Task item. Review the material line by line. Identify and copy every line that contains the string "label".

----------

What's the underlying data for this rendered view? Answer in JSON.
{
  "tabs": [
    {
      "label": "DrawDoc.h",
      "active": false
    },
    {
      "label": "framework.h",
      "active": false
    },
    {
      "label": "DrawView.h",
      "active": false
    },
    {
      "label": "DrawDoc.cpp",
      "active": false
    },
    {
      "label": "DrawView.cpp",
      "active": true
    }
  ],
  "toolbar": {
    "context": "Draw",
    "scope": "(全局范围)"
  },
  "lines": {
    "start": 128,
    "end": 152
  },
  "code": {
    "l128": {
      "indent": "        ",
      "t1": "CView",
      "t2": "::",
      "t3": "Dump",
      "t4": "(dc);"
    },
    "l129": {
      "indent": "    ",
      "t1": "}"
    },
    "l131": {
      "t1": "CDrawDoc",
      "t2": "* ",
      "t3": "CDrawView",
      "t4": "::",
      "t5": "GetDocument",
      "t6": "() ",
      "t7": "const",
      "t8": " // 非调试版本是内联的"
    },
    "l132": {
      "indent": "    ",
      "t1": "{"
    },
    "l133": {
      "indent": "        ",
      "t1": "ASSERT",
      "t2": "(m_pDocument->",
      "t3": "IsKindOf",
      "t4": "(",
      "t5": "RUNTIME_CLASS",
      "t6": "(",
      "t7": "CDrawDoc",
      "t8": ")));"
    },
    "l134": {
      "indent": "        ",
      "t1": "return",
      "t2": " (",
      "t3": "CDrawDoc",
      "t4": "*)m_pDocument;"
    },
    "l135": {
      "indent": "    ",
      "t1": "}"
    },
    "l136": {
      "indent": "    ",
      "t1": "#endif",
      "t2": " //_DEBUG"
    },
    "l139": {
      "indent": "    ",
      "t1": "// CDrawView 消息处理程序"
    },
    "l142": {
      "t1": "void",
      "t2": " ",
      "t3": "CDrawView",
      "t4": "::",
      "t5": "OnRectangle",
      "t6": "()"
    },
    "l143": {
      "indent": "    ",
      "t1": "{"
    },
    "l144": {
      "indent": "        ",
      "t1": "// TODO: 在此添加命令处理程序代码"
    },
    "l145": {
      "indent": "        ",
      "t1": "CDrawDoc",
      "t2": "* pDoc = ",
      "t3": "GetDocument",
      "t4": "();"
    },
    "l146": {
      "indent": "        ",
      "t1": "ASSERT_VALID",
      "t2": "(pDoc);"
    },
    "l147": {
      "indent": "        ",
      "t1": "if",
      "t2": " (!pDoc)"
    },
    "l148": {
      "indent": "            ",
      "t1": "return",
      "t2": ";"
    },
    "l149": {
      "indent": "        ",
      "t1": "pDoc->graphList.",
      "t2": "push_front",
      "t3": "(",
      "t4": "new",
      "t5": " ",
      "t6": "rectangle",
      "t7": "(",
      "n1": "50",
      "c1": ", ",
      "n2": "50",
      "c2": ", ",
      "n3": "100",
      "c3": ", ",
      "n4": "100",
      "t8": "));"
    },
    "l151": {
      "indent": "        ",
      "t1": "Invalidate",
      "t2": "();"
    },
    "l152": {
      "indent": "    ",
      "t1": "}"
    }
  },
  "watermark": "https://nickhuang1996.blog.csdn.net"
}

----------

Your response.
      "label": "DrawDoc.h",
      "label": "framework.h",
      "label": "DrawView.h",
      "label": "DrawDoc.cpp",
      "label": "DrawView.cpp",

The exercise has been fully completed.